Financial advantages and gains
“Market activity across the province is estimated to remain very steady in 2021, with the potential for average sale price increases of between seven and 12 per cent in regions like London (10 per cent), Kitchener-Waterloo (seven per cent), Hamilton-Burlington (seven per cent), Niagara (12 per cent), and Kingston (10 per cent), Cornwall (10 per cent) and Thunder Bay (10 per cent). This is being attributed to high demand and low supply, coupled with shifting home-buying trends toward local liveability factors such as more space, larger yards, and closer proximity to amenities like parks,” according to RE/MAX broker network in Ontario article.
Homes bought around 80K twenty years ago can go up to 500K in value. Anyone would be happy to cash the equity in their home in their later years and downsize to have a comfortable retirement living with a bit of money in the bank.
Some homeowners also would want to sell to fix a mistake buying their fixer-uppers or bad deals. Selling homes would be easier even if there are some major renovations and deferred maintenance issues with the low inventory and high demand current market.
“Mortgage rates over the past two years have fallen, meaning the average person can essentially afford to pay around 25 percent more for a home, while house prices are up around only about 10 percent over the same period”, according to Stephen Brown, senior Canada economist at Capital Economics from an article.
Lower mortgage rates offered by mortgage brokers and banks have allowed people to be able to afford homes than
ever before. Although some financial experts do warn about being cautious about borrowing too much of what an
individual can afford. This does not deter determined first time home buyers or investors who would want to take
advantage of the market at this time.
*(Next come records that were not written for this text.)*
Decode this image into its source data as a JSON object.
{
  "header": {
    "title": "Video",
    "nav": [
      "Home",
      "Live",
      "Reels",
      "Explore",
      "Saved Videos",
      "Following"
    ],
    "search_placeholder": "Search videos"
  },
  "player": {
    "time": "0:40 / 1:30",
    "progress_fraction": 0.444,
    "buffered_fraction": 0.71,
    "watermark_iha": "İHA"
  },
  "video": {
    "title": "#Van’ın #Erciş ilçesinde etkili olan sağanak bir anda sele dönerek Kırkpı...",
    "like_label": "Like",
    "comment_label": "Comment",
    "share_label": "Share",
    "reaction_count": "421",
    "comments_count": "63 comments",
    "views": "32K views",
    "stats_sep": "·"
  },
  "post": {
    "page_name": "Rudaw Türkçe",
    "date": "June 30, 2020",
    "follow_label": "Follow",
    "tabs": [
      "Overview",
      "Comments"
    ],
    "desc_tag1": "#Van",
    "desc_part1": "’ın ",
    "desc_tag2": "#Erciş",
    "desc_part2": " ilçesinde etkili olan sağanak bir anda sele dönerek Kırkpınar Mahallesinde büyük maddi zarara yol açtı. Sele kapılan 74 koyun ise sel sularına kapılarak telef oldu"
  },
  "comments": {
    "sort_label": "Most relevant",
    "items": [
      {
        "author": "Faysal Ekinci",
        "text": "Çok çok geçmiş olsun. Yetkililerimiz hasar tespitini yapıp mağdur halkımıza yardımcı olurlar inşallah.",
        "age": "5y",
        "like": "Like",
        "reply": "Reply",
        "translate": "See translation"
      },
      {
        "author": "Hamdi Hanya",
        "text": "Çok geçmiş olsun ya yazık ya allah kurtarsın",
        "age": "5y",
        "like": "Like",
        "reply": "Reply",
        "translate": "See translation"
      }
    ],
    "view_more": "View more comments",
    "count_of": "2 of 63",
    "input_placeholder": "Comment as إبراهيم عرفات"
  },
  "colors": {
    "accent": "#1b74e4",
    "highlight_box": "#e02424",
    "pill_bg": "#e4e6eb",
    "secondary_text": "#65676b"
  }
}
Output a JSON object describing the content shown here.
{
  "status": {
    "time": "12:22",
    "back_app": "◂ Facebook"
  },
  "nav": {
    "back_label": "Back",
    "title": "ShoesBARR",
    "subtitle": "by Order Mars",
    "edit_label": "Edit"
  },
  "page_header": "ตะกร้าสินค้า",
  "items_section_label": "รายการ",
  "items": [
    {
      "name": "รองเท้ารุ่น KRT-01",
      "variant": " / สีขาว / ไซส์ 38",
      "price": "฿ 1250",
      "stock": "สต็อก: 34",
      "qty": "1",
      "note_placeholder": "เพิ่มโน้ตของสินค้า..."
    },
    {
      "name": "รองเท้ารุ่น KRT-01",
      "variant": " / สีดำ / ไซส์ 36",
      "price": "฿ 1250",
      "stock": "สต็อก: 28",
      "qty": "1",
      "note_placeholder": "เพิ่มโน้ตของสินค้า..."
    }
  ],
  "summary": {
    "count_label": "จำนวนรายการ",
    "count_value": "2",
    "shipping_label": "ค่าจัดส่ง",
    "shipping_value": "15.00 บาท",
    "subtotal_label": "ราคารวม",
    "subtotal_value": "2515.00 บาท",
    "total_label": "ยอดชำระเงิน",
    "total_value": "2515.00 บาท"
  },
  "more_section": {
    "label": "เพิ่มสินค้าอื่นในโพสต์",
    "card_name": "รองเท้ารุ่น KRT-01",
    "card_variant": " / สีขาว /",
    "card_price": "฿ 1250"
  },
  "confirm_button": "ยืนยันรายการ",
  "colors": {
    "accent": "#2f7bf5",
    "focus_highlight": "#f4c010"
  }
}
If you are still on the fence about selling your home, do your research, gather facts, and then have an honest conversation with yourself. If your pros out list your cons then do your preparations to sell your property.
You can consult with a professional real estate agent to know more about your options and put together your listing. If you prepare now to sell in Spring 2021 or Summer 2021, you can get ahead of the real estate market frenzy and sell at an advantage. Discuss your real estate needs with JoAnn Visaretis to help put your plans in action.